This is the elevation model for which the shaded relief and shadow
positions are to be computed. This is the FROM cube.
MATCH cube
MATCH image for computing the sun position
We gather the sun position from this image. In other words, we are trying
to make the DEM look like this image.
Projected MATCH image
MATCH cube projected for comparison with results
This is the MATCH cube projected into the same projection as the DEM. This is helpful
for comparing to the results of this program.
Output Images
Output Shadowed Shaded Relief
Output shaded relief with shadows
This is the result of the shadow program. This is the TO cube.
The shadows are not as big as the shadows we see in the projected MATCH image because
we have computed the fully shadowed areas in this program. Areas of the image that are
getting less light, but not fully shadowed, still appear in the shadow, but
show more detail in them. To extend the shadow computations to encompass the visible
shadow completely you can turn off SUNEDGE.
Comparable Shaded Relief
Equivalent shaded relief from shade
This is the result of the shade program with roughly equivalent input angles.
This shows how significant of a difference the shadow computations make.

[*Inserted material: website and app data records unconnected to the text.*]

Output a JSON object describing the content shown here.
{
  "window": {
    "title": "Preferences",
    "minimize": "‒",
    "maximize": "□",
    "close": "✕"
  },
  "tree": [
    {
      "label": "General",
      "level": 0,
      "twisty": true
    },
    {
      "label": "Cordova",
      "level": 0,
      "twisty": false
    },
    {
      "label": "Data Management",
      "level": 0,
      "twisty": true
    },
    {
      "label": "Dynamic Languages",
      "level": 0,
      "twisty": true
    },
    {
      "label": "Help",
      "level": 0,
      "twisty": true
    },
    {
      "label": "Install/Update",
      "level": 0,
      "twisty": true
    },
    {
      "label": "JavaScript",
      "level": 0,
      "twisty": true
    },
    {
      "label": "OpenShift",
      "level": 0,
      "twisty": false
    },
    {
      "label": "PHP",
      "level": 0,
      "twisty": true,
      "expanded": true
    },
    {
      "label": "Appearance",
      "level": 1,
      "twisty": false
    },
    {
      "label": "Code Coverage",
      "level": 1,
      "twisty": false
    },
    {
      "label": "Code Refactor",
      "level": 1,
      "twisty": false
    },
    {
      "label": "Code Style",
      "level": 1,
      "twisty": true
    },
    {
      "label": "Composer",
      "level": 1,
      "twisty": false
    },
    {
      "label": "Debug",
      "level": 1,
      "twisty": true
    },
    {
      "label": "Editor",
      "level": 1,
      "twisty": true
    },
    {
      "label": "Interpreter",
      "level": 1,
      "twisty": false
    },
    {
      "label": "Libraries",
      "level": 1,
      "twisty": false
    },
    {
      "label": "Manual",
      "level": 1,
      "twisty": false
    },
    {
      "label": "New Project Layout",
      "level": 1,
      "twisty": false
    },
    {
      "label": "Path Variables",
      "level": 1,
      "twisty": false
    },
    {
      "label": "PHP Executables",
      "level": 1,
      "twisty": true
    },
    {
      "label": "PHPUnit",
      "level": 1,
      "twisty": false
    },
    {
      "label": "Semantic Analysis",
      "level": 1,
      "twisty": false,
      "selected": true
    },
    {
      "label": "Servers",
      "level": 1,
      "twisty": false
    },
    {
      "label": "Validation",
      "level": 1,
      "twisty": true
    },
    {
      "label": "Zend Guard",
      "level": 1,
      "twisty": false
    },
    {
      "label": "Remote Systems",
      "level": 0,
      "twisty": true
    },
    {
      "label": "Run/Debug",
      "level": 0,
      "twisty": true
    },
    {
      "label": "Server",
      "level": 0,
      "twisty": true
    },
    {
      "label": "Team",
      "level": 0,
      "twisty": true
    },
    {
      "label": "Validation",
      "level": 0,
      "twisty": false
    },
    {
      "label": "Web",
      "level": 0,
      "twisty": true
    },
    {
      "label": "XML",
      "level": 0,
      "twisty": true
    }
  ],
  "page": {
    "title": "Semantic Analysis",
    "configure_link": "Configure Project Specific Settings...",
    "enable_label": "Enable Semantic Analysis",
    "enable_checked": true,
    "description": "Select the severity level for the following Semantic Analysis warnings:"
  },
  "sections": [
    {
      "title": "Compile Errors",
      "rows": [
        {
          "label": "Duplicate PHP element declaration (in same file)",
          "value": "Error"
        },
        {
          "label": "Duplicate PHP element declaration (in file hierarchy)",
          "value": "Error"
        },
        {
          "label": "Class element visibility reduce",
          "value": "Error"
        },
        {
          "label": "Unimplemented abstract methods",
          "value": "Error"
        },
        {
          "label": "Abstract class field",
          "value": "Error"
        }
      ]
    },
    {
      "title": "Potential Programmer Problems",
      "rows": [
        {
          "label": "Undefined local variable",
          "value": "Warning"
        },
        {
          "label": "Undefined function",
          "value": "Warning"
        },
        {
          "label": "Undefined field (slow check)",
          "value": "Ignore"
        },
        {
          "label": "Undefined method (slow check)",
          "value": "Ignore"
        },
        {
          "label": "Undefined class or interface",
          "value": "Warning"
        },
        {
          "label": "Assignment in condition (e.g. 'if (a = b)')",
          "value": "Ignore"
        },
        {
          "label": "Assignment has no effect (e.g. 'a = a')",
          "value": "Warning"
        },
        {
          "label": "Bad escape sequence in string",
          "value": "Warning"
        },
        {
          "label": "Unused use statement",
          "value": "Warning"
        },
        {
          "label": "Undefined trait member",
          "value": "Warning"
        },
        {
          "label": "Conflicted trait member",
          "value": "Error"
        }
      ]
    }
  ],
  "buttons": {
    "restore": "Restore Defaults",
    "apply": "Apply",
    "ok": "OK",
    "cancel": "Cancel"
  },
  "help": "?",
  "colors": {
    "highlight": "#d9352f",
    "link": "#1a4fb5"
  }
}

Example 2
Run with TIME
Description
This example will cover running this program in balanced mode with a lunar DEM and a time.
Run this program given a global lunar DEM 'dem.cub', with the lighting
characteristics (sun's position) from midnight March 1st, 2012, and a high accuracy ray
trace to create 'shadowed_dem.cub'
GUI Screenshot
Graphical Interface
Example's parameters in the graphical interface
Run this program given the DEM 'dem.cub' and the lighting
characteristics from midnight March 1st, 2012 to create 'shadowed_dem.cub'.
Input Image
FROM DEM
FROM DEM to do shaded relief and shadow calculations on
This is the elevation model for which the shaded relief and shadow
positions are to be computed. This is the FROM cube.
Output Image
Output Shadowed Shaded Relief
Output shaded relief with shadows
This is the result of the shadow program. This is the TO cube.
This is what a mosaic of the entire moon would look like, approximately, if all
images were taken at one time.